> **Exercise requirements**: Please filter the data down to the lines that include the word "main" and copy them.

Dataset items:

_ _ _ _ _

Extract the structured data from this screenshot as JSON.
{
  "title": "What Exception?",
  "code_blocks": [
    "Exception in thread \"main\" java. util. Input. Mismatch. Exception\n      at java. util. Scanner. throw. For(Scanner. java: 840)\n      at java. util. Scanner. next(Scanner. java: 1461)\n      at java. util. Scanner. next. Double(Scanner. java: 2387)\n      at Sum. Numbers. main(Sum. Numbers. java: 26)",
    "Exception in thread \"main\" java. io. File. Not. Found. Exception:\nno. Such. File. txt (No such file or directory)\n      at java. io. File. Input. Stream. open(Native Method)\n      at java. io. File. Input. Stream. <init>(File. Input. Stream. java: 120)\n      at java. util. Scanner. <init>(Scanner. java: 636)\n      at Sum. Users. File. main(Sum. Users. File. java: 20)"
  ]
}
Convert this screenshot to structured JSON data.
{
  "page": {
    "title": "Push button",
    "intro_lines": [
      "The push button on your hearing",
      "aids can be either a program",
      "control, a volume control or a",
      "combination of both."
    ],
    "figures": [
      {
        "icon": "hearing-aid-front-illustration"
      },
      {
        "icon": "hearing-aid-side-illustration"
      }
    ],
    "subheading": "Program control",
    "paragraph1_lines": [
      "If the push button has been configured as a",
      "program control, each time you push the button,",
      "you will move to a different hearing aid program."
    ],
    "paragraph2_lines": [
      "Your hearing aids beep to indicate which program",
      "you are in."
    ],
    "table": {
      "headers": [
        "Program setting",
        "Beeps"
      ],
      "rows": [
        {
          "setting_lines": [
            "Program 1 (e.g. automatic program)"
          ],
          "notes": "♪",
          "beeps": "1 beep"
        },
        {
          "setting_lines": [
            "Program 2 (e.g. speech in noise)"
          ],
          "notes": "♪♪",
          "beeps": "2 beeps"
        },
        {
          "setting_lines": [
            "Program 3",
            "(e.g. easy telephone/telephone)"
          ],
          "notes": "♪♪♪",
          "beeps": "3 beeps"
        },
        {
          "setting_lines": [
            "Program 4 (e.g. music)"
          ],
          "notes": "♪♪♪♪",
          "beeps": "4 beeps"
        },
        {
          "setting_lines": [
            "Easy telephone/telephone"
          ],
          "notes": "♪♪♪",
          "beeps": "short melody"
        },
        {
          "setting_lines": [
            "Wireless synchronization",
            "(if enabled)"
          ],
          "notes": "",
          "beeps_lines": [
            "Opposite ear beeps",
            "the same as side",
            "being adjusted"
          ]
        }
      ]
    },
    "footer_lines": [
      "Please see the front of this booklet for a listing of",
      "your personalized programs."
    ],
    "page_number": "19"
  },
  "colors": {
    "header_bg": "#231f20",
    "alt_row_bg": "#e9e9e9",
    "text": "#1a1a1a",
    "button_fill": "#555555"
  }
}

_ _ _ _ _

> **Exercise output**:
    "Exception in thread \"main\" java. util. Input. Mismatch. Exception\n      at java. util. Scanner. throw. For(Scanner. java: 840)\n      at java. util. Scanner. next(Scanner. java: 1461)\n      at java. util. Scanner. next. Double(Scanner. java: 2387)\n      at Sum. Numbers. main(Sum. Numbers. java: 26)",
    "Exception in thread \"main\" java. io. File. Not. Found. Exception:\nno. Such. File. txt (No such file or directory)\n      at java. io. File. Input. Stream. open(Native Method)\n      at java. io. File. Input. Stream. <init>(File. Input. Stream. java: 120)\n      at java. util. Scanner. <init>(Scanner. java: 636)\n      at Sum. Users. File. main(Sum. Users. File. java: 20)"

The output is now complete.